Required work ▸
Find the lines in the records below that contain "post", and report each of them.
(Record extracts begins)
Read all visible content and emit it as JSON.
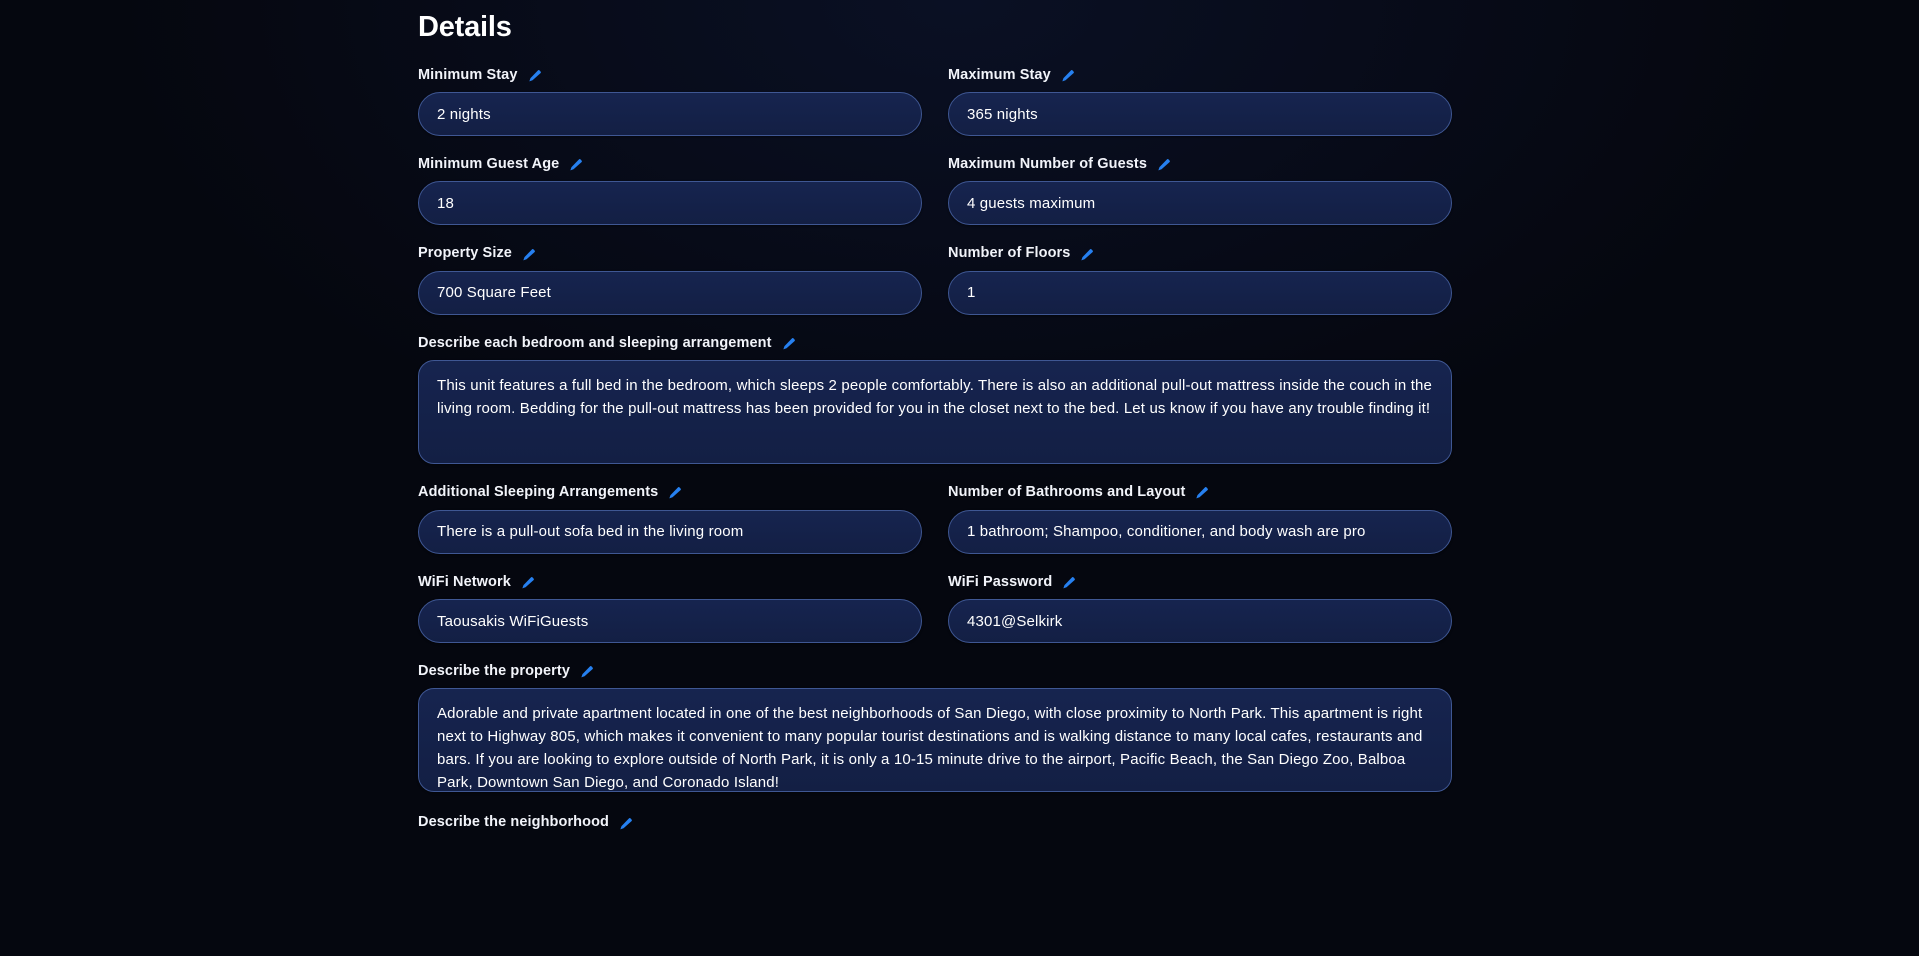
{
  "page": {
    "title": "Details",
    "accent_color": "#2680f0",
    "background_color": "#05070f",
    "field_background_color": "#16244f",
    "field_border_color": "#3f5793",
    "text_color": "#ffffff",
    "edit_icon": "pencil-icon"
  },
  "fields": {
    "minimum_stay": {
      "label": "Minimum Stay",
      "value": "2 nights"
    },
    "maximum_stay": {
      "label": "Maximum Stay",
      "value": "365 nights"
    },
    "minimum_guest_age": {
      "label": "Minimum Guest Age",
      "value": "18"
    },
    "maximum_number_of_guests": {
      "label": "Maximum Number of Guests",
      "value": "4 guests maximum"
    },
    "property_size": {
      "label": "Property Size",
      "value": "700 Square Feet"
    },
    "number_of_floors": {
      "label": "Number of Floors",
      "value": "1"
    },
    "bedroom_description": {
      "label": "Describe each bedroom and sleeping arrangement",
      "value": "This unit features a full bed in the bedroom, which sleeps 2 people comfortably. There is also an additional pull-out mattress inside the couch in the living room. Bedding for the pull-out mattress has been provided for you in the closet next to the bed. Let us know if you have any trouble finding it!"
    },
    "additional_sleeping_arrangements": {
      "label": "Additional Sleeping Arrangements",
      "value": "There is a pull-out sofa bed in the living room"
    },
    "bathrooms_and_layout": {
      "label": "Number of Bathrooms and Layout",
      "value": "1 bathroom; Shampoo, conditioner, and body wash are pro"
    },
    "wifi_network": {
      "label": "WiFi Network",
      "value": "Taousakis WiFiGuests"
    },
    "wifi_password": {
      "label": "WiFi Password",
      "value": "4301@Selkirk"
    },
    "property_description": {
      "label": "Describe the property",
      "value": "Adorable and private apartment located in one of the best neighborhoods of San Diego, with close proximity to North Park. This apartment is right next to Highway 805, which makes it convenient to many popular tourist destinations and is walking distance to many local cafes, restaurants and bars. If you are looking to explore outside of North Park, it is only a 10-15 minute drive to the airport, Pacific Beach, the San Diego Zoo, Balboa Park, Downtown San Diego, and Coronado Island!"
    },
    "neighborhood_description": {
      "label": "Describe the neighborhood"
    }
  }
}
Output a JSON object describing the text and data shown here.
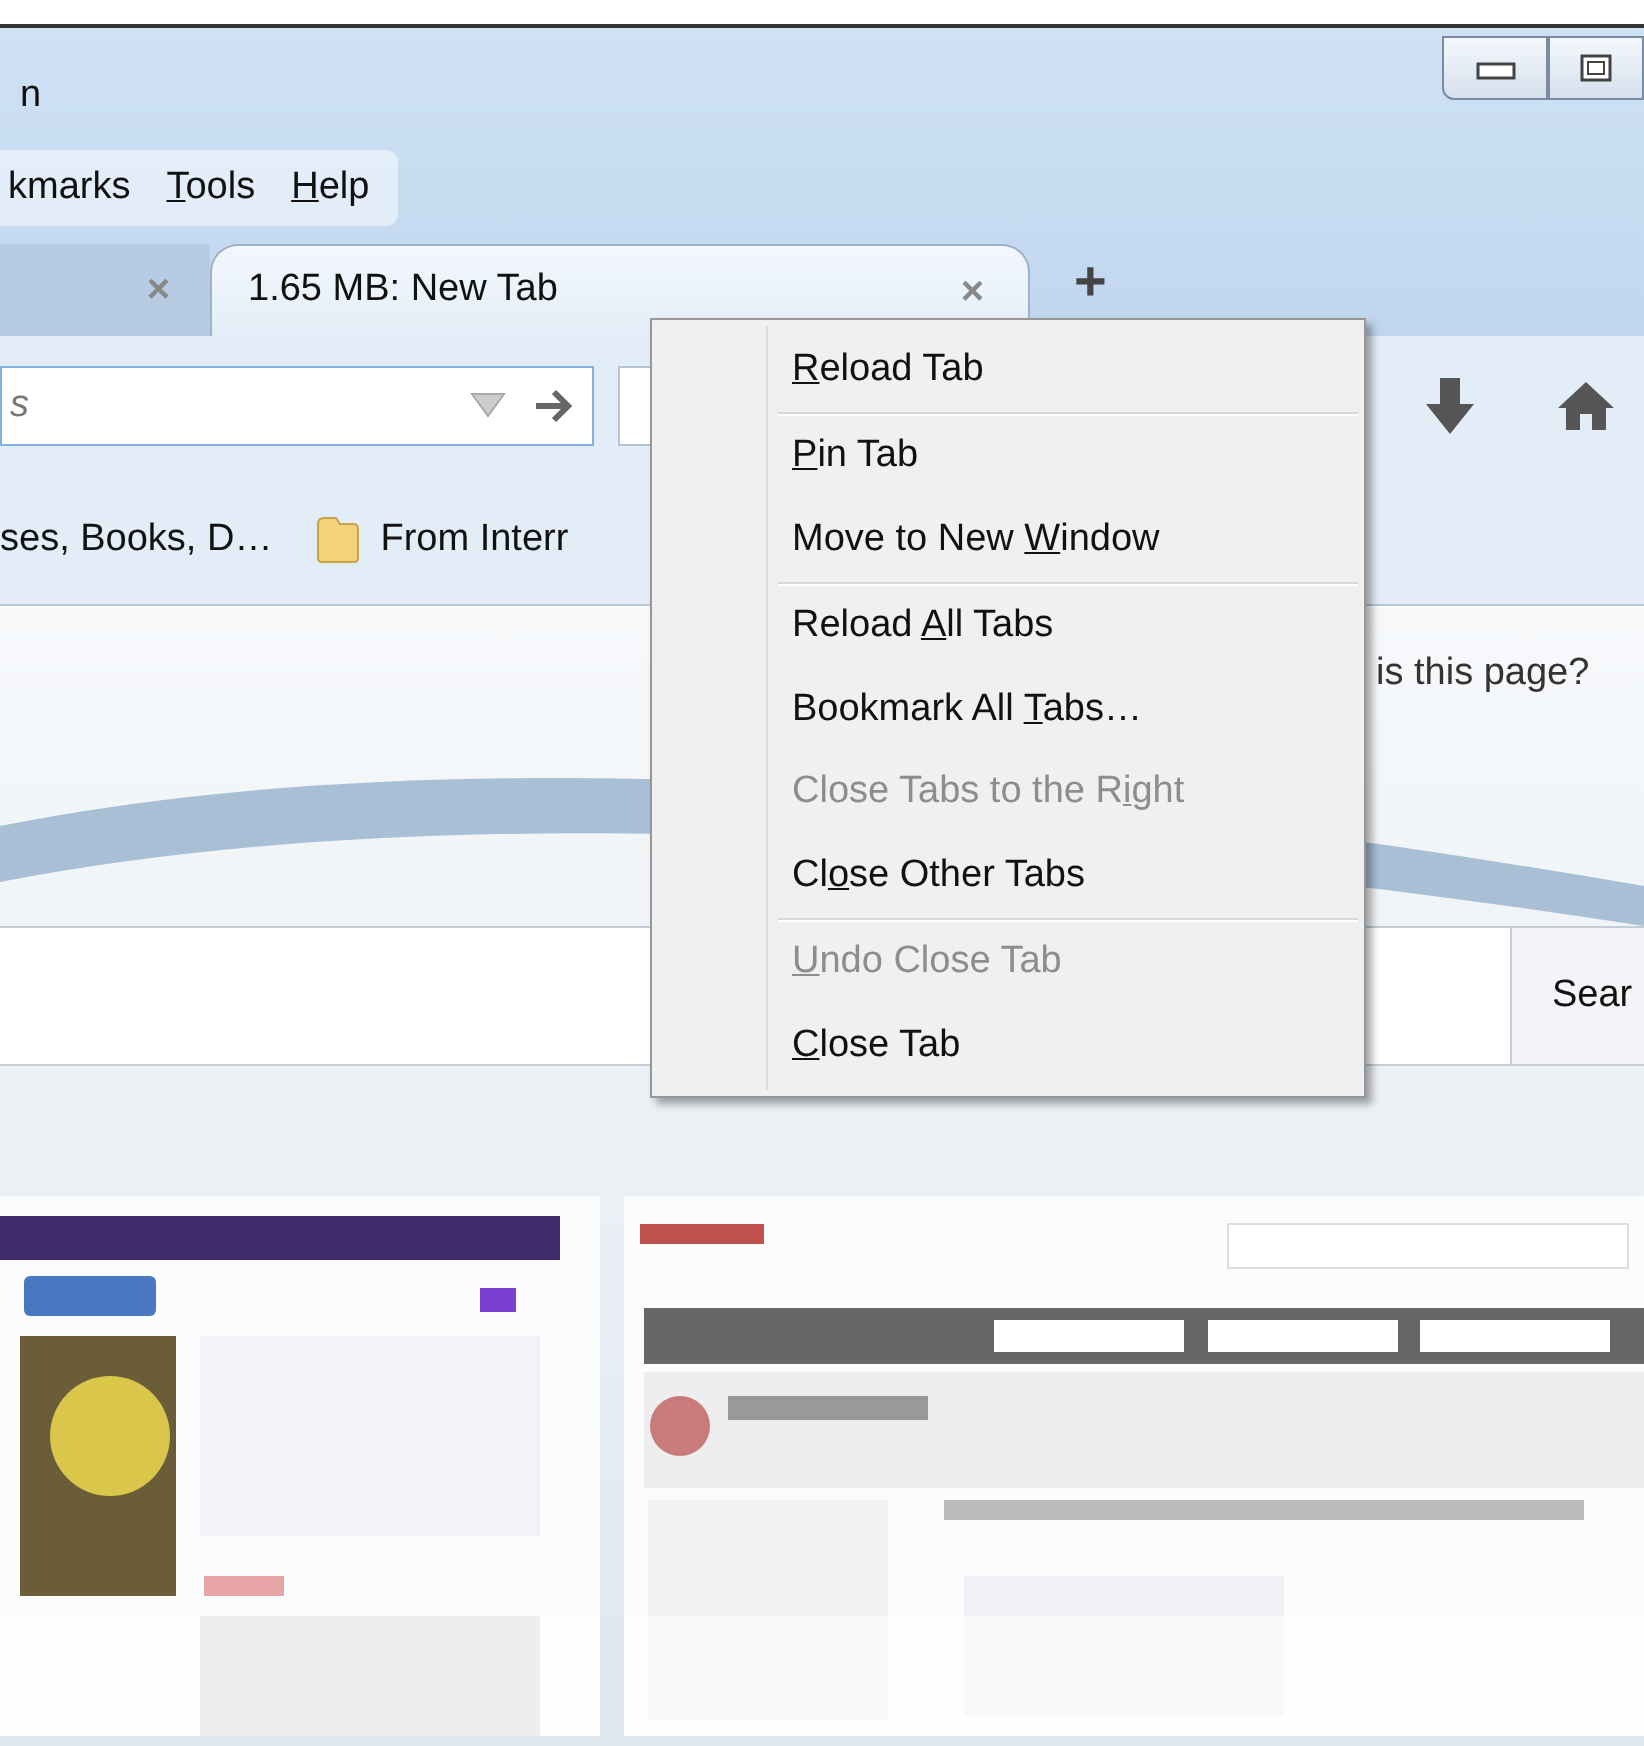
{
  "window": {
    "title": "n"
  },
  "menu_bar": [
    {
      "pre": "kmarks"
    },
    {
      "key": "T",
      "post": "ools"
    },
    {
      "key": "H",
      "post": "elp"
    }
  ],
  "tabs": [
    {
      "close": "×",
      "selected": false
    },
    {
      "label": "1.65 MB: New Tab",
      "close": "×",
      "selected": true
    }
  ],
  "new_tab": "+",
  "url_bar": {
    "placeholder": "s"
  },
  "bookmarks": [
    {
      "label": "ses, Books, D…",
      "kind": "plain"
    },
    {
      "label": "From Interr",
      "kind": "folder"
    }
  ],
  "page": {
    "question": "is this page?",
    "search_button": "Sear"
  },
  "context_menu": [
    {
      "kind": "item",
      "key": "R",
      "post": "eload Tab",
      "disabled": false
    },
    {
      "kind": "separator"
    },
    {
      "kind": "item",
      "key": "P",
      "post": "in Tab",
      "disabled": false
    },
    {
      "kind": "item",
      "pre": "Move to New ",
      "key": "W",
      "post": "indow",
      "disabled": false
    },
    {
      "kind": "separator"
    },
    {
      "kind": "item",
      "pre": "Reload ",
      "key": "A",
      "post": "ll Tabs",
      "disabled": false
    },
    {
      "kind": "item",
      "pre": "Bookmark All ",
      "key": "T",
      "post": "abs…",
      "disabled": false
    },
    {
      "kind": "item",
      "pre": "Close Tabs to the R",
      "key": "i",
      "post": "ght",
      "disabled": true
    },
    {
      "kind": "item",
      "pre": "Cl",
      "key": "o",
      "post": "se Other Tabs",
      "disabled": false
    },
    {
      "kind": "separator"
    },
    {
      "kind": "item",
      "key": "U",
      "post": "ndo Close Tab",
      "disabled": true
    },
    {
      "kind": "item",
      "key": "C",
      "post": "lose Tab",
      "disabled": false
    }
  ]
}
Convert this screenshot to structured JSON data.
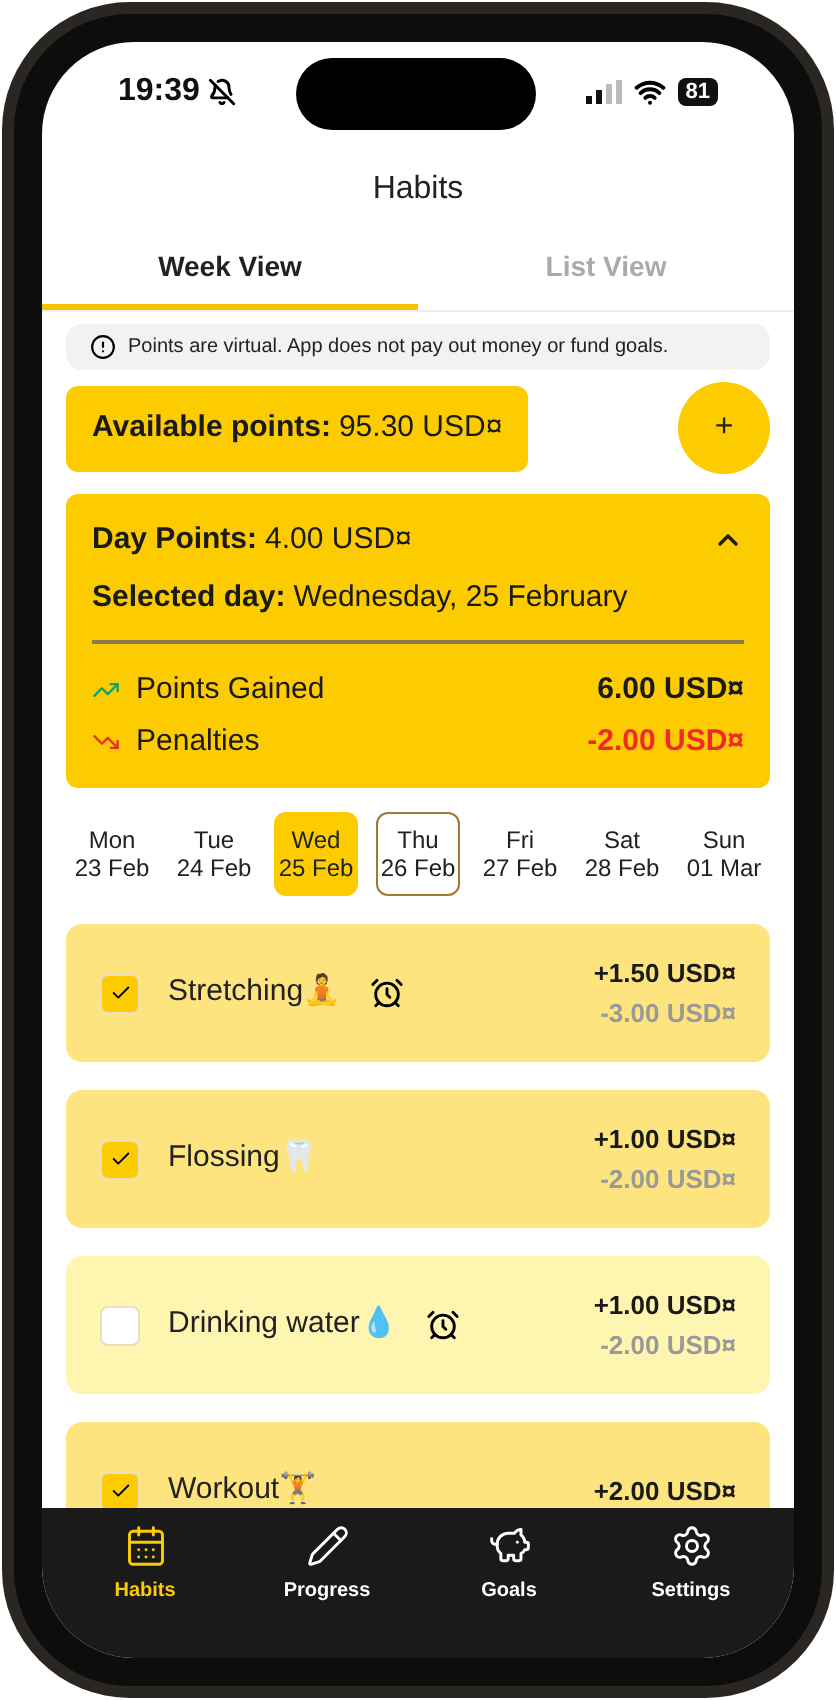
{
  "status_bar": {
    "time": "19:39",
    "silent": true,
    "battery": "81"
  },
  "header": {
    "title": "Habits"
  },
  "tabs": [
    {
      "label": "Week View",
      "selected": true
    },
    {
      "label": "List View",
      "selected": false
    }
  ],
  "notice": {
    "text": "Points are virtual. App does not pay out money or fund goals."
  },
  "available_points": {
    "label": "Available points:",
    "value": "95.30 USD¤"
  },
  "add_button": {
    "label": "+"
  },
  "day_card": {
    "expanded": true,
    "points_label": "Day Points:",
    "points_value": "4.00 USD¤",
    "day_label": "Selected day:",
    "day_value": "Wednesday, 25 February",
    "lines": [
      {
        "kind": "gain",
        "label": "Points Gained",
        "value": "6.00 USD¤"
      },
      {
        "kind": "penalty",
        "label": "Penalties",
        "value": "-2.00 USD¤"
      }
    ]
  },
  "days": [
    {
      "weekday": "Mon",
      "date": "23 Feb",
      "selected": false,
      "today": false
    },
    {
      "weekday": "Tue",
      "date": "24 Feb",
      "selected": false,
      "today": false
    },
    {
      "weekday": "Wed",
      "date": "25 Feb",
      "selected": true,
      "today": false
    },
    {
      "weekday": "Thu",
      "date": "26 Feb",
      "selected": false,
      "today": true
    },
    {
      "weekday": "Fri",
      "date": "27 Feb",
      "selected": false,
      "today": false
    },
    {
      "weekday": "Sat",
      "date": "28 Feb",
      "selected": false,
      "today": false
    },
    {
      "weekday": "Sun",
      "date": "01 Mar",
      "selected": false,
      "today": false
    }
  ],
  "habits": [
    {
      "name": "Stretching🧘",
      "checked": true,
      "reminder": true,
      "reward": "+1.50 USD¤",
      "penalty": "-3.00 USD¤"
    },
    {
      "name": "Flossing🦷",
      "checked": true,
      "reminder": false,
      "reward": "+1.00 USD¤",
      "penalty": "-2.00 USD¤"
    },
    {
      "name": "Drinking water💧",
      "checked": false,
      "reminder": true,
      "reward": "+1.00 USD¤",
      "penalty": "-2.00 USD¤"
    },
    {
      "name": "Workout🏋",
      "checked": true,
      "reminder": false,
      "reward": "+2.00 USD¤"
    }
  ],
  "nav": [
    {
      "kind": "habits",
      "label": "Habits",
      "selected": true
    },
    {
      "kind": "progress",
      "label": "Progress",
      "selected": false
    },
    {
      "kind": "goals",
      "label": "Goals",
      "selected": false
    },
    {
      "kind": "settings",
      "label": "Settings",
      "selected": false
    }
  ]
}
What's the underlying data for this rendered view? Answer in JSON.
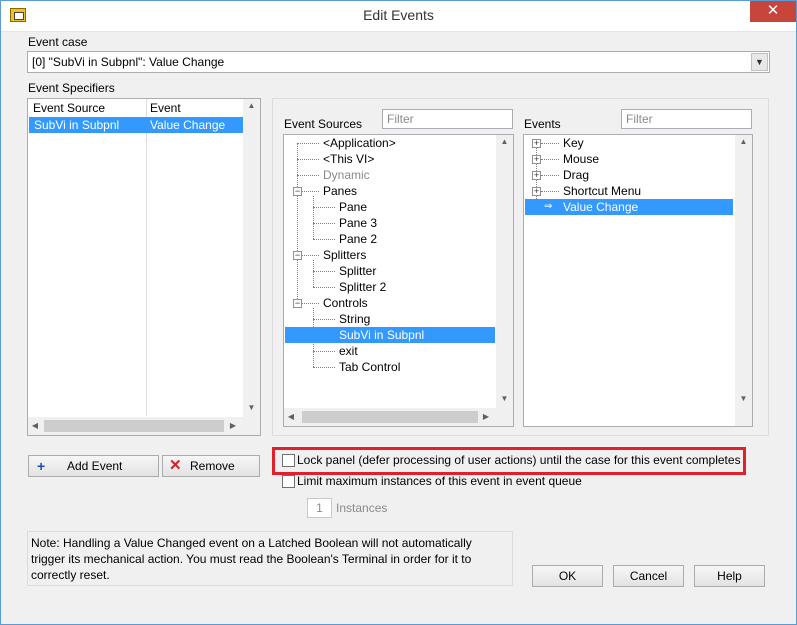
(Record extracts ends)
Written answer ▸
      "post": "ools"
      "post": "elp"
      "post": "eload Tab",
      "post": "in Tab",
      "post": "indow",
      "post": "ll Tabs",
      "post": "abs…",
      "post": "ght",
      "post": "se Other Tabs",
      "post": "ndo Close Tab",
      "post": "lose Tab",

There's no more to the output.